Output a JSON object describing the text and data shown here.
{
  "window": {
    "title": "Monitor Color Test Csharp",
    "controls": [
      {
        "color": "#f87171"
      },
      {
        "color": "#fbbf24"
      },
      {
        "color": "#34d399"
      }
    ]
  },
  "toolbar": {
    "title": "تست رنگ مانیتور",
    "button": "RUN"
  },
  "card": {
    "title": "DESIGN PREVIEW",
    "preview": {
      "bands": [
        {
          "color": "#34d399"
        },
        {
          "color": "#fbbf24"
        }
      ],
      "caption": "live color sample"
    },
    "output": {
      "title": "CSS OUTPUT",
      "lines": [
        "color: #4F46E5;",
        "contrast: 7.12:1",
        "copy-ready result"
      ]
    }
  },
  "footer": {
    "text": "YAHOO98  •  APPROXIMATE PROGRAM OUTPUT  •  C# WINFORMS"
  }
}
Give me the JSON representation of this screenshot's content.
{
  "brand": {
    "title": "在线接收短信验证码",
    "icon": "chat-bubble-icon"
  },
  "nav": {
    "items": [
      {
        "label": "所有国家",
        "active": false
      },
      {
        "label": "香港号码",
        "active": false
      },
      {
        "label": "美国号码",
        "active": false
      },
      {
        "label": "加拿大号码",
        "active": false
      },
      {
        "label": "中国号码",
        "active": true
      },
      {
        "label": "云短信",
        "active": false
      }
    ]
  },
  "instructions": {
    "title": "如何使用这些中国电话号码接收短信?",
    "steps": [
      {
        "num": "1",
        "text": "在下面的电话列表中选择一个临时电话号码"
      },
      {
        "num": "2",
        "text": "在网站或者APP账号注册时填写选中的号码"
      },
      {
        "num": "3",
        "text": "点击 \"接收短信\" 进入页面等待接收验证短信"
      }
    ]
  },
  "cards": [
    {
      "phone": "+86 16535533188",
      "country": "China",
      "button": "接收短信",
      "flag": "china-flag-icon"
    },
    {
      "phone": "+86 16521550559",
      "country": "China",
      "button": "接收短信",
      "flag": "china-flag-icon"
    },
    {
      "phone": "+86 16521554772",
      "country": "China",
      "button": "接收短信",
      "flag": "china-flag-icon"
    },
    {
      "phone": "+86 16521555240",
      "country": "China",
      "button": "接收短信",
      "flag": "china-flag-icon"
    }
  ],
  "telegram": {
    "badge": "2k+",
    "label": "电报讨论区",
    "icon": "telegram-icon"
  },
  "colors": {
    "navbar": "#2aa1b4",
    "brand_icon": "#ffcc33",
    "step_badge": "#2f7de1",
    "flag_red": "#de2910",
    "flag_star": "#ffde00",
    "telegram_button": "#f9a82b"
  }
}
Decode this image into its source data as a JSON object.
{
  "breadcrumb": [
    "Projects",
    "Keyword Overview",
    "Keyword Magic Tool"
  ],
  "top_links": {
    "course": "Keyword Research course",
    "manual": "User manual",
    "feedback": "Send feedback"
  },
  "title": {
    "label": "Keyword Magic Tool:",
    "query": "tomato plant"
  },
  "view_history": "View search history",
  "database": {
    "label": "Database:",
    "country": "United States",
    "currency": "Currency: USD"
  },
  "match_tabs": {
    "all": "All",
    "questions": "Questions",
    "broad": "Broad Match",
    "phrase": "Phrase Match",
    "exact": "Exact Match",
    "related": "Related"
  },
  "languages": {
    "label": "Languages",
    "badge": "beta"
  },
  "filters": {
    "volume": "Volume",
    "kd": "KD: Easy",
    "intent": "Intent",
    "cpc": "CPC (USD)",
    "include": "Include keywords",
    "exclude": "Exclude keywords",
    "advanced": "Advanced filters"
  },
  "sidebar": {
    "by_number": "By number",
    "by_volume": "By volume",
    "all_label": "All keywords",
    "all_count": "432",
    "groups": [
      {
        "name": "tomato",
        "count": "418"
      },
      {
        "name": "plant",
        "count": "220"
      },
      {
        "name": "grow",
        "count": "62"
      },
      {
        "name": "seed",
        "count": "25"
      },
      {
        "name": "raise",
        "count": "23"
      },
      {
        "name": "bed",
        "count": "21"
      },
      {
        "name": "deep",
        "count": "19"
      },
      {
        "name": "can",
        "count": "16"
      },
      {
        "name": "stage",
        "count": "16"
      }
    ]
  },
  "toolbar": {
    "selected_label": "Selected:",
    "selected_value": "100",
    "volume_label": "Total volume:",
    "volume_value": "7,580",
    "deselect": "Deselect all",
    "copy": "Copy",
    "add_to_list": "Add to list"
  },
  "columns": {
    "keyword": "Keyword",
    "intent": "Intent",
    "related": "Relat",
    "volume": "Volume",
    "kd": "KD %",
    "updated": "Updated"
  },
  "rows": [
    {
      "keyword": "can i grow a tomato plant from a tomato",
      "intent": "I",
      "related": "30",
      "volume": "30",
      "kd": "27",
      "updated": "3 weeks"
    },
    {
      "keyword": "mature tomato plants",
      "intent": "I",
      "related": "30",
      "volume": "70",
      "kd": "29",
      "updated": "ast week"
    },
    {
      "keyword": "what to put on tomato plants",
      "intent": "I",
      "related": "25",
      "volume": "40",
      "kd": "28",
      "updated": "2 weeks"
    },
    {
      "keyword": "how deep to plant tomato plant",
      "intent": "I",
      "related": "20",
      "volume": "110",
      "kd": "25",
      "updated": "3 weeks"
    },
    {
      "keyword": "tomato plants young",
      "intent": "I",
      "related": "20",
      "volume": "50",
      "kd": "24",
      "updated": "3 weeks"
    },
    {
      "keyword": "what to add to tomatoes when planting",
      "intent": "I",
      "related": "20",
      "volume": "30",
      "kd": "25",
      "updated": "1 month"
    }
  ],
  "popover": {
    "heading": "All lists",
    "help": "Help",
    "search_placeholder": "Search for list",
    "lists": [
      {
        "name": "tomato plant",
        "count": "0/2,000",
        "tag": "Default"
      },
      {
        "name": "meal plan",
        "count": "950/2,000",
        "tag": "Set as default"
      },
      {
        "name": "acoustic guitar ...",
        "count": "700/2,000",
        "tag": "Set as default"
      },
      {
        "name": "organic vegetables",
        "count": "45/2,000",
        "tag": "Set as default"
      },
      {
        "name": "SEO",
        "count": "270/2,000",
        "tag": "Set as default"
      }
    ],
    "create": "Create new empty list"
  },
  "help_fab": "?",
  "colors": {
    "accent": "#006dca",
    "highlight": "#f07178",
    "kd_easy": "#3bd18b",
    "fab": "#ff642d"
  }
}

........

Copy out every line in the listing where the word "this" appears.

Give me the JSON representation of this screenshot's content.
Decode this image into its source data as a JSON object.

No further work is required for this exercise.